[What you should do]
Leave out the pictures and retype all the entries below exactly.

[Given entries]
****************

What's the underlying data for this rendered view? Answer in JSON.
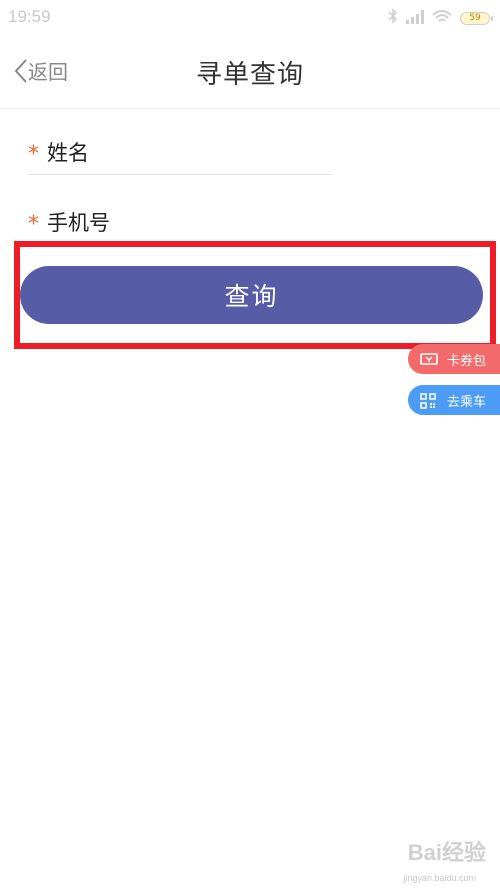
{
  "status_bar": {
    "time": "19:59",
    "battery": "59"
  },
  "navbar": {
    "back_label": "返回",
    "title": "寻单查询"
  },
  "form": {
    "required_mark": "*",
    "fields": [
      {
        "label": "姓名"
      },
      {
        "label": "手机号"
      }
    ],
    "submit_label": "查询"
  },
  "floating": {
    "coupon_label": "卡券包",
    "ride_label": "去乘车"
  },
  "watermark": {
    "brand": "Bai经验",
    "url": "jingyan.baidu.com"
  },
  "colors": {
    "primary_button": "#565ca5",
    "highlight_border": "#ee1c25",
    "required": "#f0672d",
    "coupon": "#f36a6a",
    "ride": "#4c9cf5"
  }
}
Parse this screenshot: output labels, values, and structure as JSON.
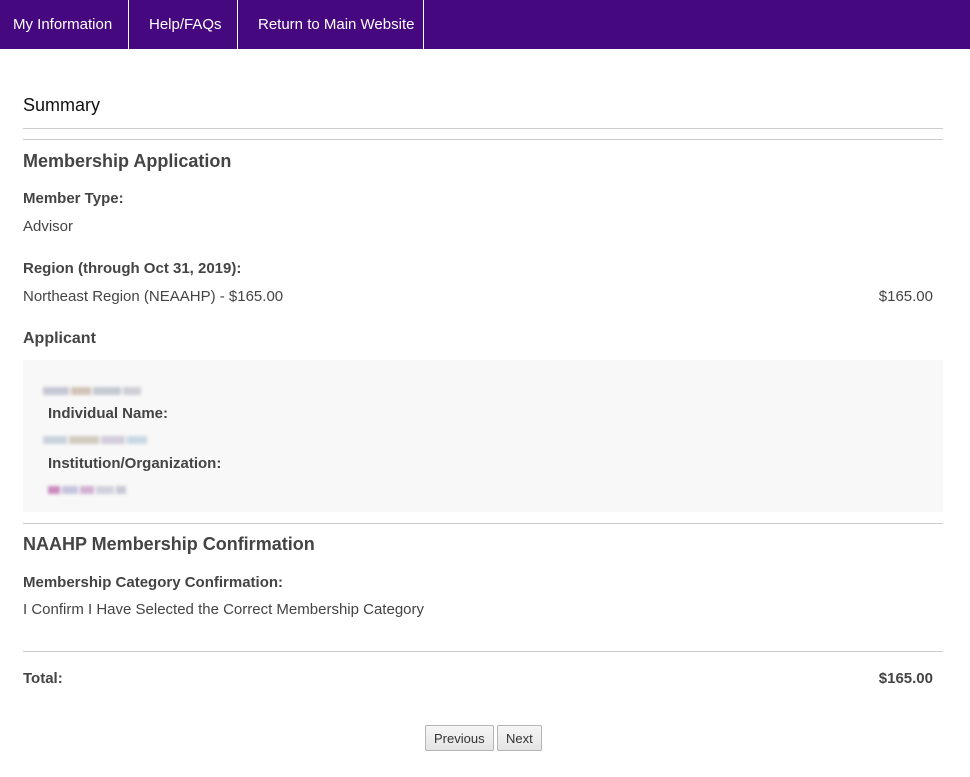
{
  "nav": {
    "items": [
      {
        "label": "My Information"
      },
      {
        "label": "Help/FAQs"
      },
      {
        "label": "Return to Main Website"
      }
    ]
  },
  "summary": {
    "title": "Summary"
  },
  "membership_application": {
    "title": "Membership Application",
    "member_type_label": "Member Type:",
    "member_type_value": "Advisor",
    "region_label": "Region (through Oct 31, 2019):",
    "region_value": "Northeast Region (NEAAHP) - $165.00",
    "region_amount": "$165.00"
  },
  "applicant": {
    "title": "Applicant",
    "individual_name_label": "Individual Name:",
    "institution_label": "Institution/Organization:"
  },
  "confirmation": {
    "title": "NAAHP Membership Confirmation",
    "category_label": "Membership Category Confirmation:",
    "category_value": "I Confirm I Have Selected the Correct Membership Category"
  },
  "total": {
    "label": "Total:",
    "amount": "$165.00"
  },
  "buttons": {
    "previous": "Previous",
    "next": "Next"
  },
  "colors": {
    "nav_background": "#46087e",
    "nav_text": "#ffffff",
    "applicant_box_background": "#f8f8f8"
  }
}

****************

[Task solution]
What's the underlying data for this rendered view? Answer in JSON.
{
  "status_bar": {
    "time": "19:59",
    "battery": "59"
  },
  "navbar": {
    "back_label": "返回",
    "title": "寻单查询"
  },
  "form": {
    "required_mark": "*",
    "fields": [
      {
        "label": "姓名"
      },
      {
        "label": "手机号"
      }
    ],
    "submit_label": "查询"
  },
  "floating": {
    "coupon_label": "卡券包",
    "ride_label": "去乘车"
  },
  "watermark": {
    "brand": "Bai经验",
    "url": "jingyan.baidu.com"
  },
  "colors": {
    "primary_button": "#565ca5",
    "highlight_border": "#ee1c25",
    "required": "#f0672d",
    "coupon": "#f36a6a",
    "ride": "#4c9cf5"
  }
}
Parse this screenshot: output labels, values, and structure as JSON.
{
  "nav": {
    "items": [
      {
        "label": "My Information"
      },
      {
        "label": "Help/FAQs"
      },
      {
        "label": "Return to Main Website"
      }
    ]
  },
  "summary": {
    "title": "Summary"
  },
  "membership_application": {
    "title": "Membership Application",
    "member_type_label": "Member Type:",
    "member_type_value": "Advisor",
    "region_label": "Region (through Oct 31, 2019):",
    "region_value": "Northeast Region (NEAAHP) - $165.00",
    "region_amount": "$165.00"
  },
  "applicant": {
    "title": "Applicant",
    "individual_name_label": "Individual Name:",
    "institution_label": "Institution/Organization:"
  },
  "confirmation": {
    "title": "NAAHP Membership Confirmation",
    "category_label": "Membership Category Confirmation:",
    "category_value": "I Confirm I Have Selected the Correct Membership Category"
  },
  "total": {
    "label": "Total:",
    "amount": "$165.00"
  },
  "buttons": {
    "previous": "Previous",
    "next": "Next"
  },
  "colors": {
    "nav_background": "#46087e",
    "nav_text": "#ffffff",
    "applicant_box_background": "#f8f8f8"
  }
}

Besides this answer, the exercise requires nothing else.